SEATTLE, WA - The Gritstone second-generation COVID-19 vaccine clinical trial is testing the safety, tolerability, and immune responses stimulated by different doses of investigational booster vaccines.
Researchers at the University of Washington School (UW) of Medicine continue to enroll volunteers in an investigational COVID-19 booster vaccine trial. Volunteers will participate in the second stage of a phase 1 trial.
The study is recruiting COVID-19-vaccinated persons who have not yet received a booster vaccine against SARS-CoV-2, the virus that causes COVID-19.
The Gritstone second-generation vaccines are different from current vaccines. These vaccines are designed to elicit an immune response to multiple SARS-CoV-2 proteins, in addition to the spike protein targeted by currently available vaccines made by Moderna, Pfizer and Johnson & Johnson.
By targeting several coronavirus proteins, the investigational vaccines may provide enhanced protection against a wide variety of SARS-CoV-2 strains and variants. The vaccine candidates were developed by Gritstone bio, Inc., a biotechnology company headquartered in Emeryville, California. In monkey models of COVID-19 infection, the vaccines protected against experimental infection and resulted in high levels of SARS-CoV-2 antibodies.
“As the SARS-CoV-2 virus continues to change, we are evaluating different booster vaccines that could elicit a broader and longer- lasting immune response,” said Dr. Anna Wald, professor of medicine, epidemiology, and laboratory medicine and pathology, director of the Virology Research Clinic at the UW School of Medicine, and the site principal investigator of the trial.
“We are looking for COVID-19-vaccinated persons willing to forego booster vaccination and instead receive the investigational vaccine,” said Dr. Tia Babu, acting assistant professor of medicine in the Division of Allergy and Infectious Disease at the UW School of Medicine and one of the trial investigators.
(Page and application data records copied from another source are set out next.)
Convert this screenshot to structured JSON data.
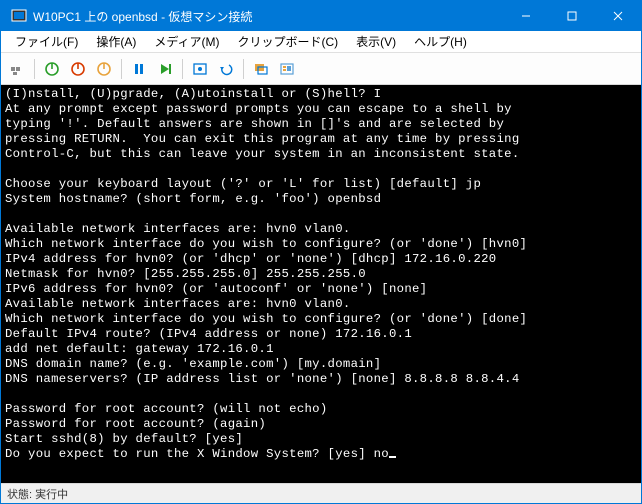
{
  "window": {
    "title": "W10PC1 上の openbsd - 仮想マシン接続"
  },
  "menu": {
    "file": "ファイル(F)",
    "action": "操作(A)",
    "media": "メディア(M)",
    "clipboard": "クリップボード(C)",
    "view": "表示(V)",
    "help": "ヘルプ(H)"
  },
  "status": {
    "label": "状態:",
    "value": "実行中"
  },
  "terminal_lines": [
    "(I)nstall, (U)pgrade, (A)utoinstall or (S)hell? I",
    "At any prompt except password prompts you can escape to a shell by",
    "typing '!'. Default answers are shown in []'s and are selected by",
    "pressing RETURN.  You can exit this program at any time by pressing",
    "Control-C, but this can leave your system in an inconsistent state.",
    "",
    "Choose your keyboard layout ('?' or 'L' for list) [default] jp",
    "System hostname? (short form, e.g. 'foo') openbsd",
    "",
    "Available network interfaces are: hvn0 vlan0.",
    "Which network interface do you wish to configure? (or 'done') [hvn0]",
    "IPv4 address for hvn0? (or 'dhcp' or 'none') [dhcp] 172.16.0.220",
    "Netmask for hvn0? [255.255.255.0] 255.255.255.0",
    "IPv6 address for hvn0? (or 'autoconf' or 'none') [none]",
    "Available network interfaces are: hvn0 vlan0.",
    "Which network interface do you wish to configure? (or 'done') [done]",
    "Default IPv4 route? (IPv4 address or none) 172.16.0.1",
    "add net default: gateway 172.16.0.1",
    "DNS domain name? (e.g. 'example.com') [my.domain]",
    "DNS nameservers? (IP address list or 'none') [none] 8.8.8.8 8.8.4.4",
    "",
    "Password for root account? (will not echo)",
    "Password for root account? (again)",
    "Start sshd(8) by default? [yes]",
    "Do you expect to run the X Window System? [yes] no"
  ]
}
To enroll, participants must be age 18 or older, healthy, without significant allergies, without a history of prior SARS-CoV-2 infection and have been vaccinated against COVID-19 at least four months prior to enrollment. Persons over age 60 are encouraged to participate.
Participants will be asked to:
- Make 9 to 14 or more study clinic visits in-person and will also receive one to two telephone check-ins with the study staff over 12 to 14 months
- Receive one or two injections of an investigational booster vaccine
- Have blood drawn several times for safety monitoring and to see whether the vaccine resulted in an immune response
- Keep track of how they’re feeling after the injection
Interested participants should contact: The UW Virology Research Clinic:
- Email: email@example.com
- Phone: 206-520-4340
The study is sponsored and funded under grant UM1 AI148573 by the U.S. National Institute of Allergy and Infectious Diseases (NIAID), part of the National Institutes of Health, and is being conducted through the NIAID-supported Infectious Diseases Clinical Research Consortium.